Brian McGrory’s April 18 Metro column “Soaring greed” alerts us to Liberty Mutual’s use of its corporate jets for nonbusiness travel, but this is the least of the bad news.
First, this class of aircraft scores highest for amount of fuel burned and carbon dioxide emitted per passenger-mile. What’s more, these aircraft are, astoundingly, exempt from Massachusetts sales tax. On top of that, the Massachusetts Port Authority proposes a 130,000 square foot increase in Hanscom Field hangar space to house and service high-end luxury jets.
Business jet owners and lobbyists argue that their use is essential and cost-effective for businesses to survive and prosper, and that therefore the Hanscom expansion would contribute to the nation’s economic health.
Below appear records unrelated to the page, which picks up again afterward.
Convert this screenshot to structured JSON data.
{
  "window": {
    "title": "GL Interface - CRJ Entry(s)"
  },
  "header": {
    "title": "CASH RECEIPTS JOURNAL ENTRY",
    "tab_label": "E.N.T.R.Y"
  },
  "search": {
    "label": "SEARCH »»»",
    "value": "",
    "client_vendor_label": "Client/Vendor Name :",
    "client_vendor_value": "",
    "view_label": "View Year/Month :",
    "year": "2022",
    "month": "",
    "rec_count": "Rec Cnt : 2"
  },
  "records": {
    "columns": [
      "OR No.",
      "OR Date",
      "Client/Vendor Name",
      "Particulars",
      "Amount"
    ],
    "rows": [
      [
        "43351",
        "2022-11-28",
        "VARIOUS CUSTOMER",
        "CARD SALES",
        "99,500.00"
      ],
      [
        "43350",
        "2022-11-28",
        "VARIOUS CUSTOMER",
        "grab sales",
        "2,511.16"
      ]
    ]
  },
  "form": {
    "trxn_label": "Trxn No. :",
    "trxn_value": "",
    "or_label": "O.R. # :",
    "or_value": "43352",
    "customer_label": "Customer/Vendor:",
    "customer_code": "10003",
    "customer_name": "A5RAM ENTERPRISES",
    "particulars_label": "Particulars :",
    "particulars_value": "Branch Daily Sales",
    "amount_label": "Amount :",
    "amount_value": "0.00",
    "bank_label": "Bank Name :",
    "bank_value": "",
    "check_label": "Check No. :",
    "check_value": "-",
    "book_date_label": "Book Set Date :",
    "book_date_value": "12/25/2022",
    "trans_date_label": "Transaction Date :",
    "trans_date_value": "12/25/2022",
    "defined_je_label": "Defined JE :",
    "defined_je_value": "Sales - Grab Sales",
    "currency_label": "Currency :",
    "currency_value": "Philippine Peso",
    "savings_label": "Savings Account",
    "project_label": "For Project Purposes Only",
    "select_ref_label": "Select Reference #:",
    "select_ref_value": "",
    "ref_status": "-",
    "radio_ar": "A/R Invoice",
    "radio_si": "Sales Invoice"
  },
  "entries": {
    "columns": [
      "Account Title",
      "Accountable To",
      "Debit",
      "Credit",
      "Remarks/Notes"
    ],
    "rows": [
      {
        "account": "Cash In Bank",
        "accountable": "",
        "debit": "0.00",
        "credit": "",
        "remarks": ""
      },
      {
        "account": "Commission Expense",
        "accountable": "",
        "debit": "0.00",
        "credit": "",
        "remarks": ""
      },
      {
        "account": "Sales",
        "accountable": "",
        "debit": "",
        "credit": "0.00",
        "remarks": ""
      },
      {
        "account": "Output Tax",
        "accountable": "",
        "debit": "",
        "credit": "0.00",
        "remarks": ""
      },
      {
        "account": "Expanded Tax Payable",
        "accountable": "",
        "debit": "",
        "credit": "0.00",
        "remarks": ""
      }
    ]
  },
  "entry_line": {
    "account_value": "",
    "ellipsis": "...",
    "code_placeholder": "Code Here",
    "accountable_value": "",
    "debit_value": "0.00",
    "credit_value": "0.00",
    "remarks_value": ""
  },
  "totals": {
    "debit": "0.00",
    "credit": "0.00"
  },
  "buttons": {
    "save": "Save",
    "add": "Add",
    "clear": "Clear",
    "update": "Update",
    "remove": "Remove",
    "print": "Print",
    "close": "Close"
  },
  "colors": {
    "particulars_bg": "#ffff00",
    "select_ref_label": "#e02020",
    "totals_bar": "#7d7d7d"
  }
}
At what cost should we strive to maximize business growth and performance? At what level of environmental pollution do we draw the line and say: Your Gulfstream jet may boost your productivity and efficiency, but we humans are not going to survive much longer if we continue to pump carbon into the atmosphere at this rate?
Businesses are seduced by short-term fiscal returns, to the point of being blind to the dire long-term side effects of their tools. Massport should not be permitted to expand Hanscom facilities to accommodate more jets.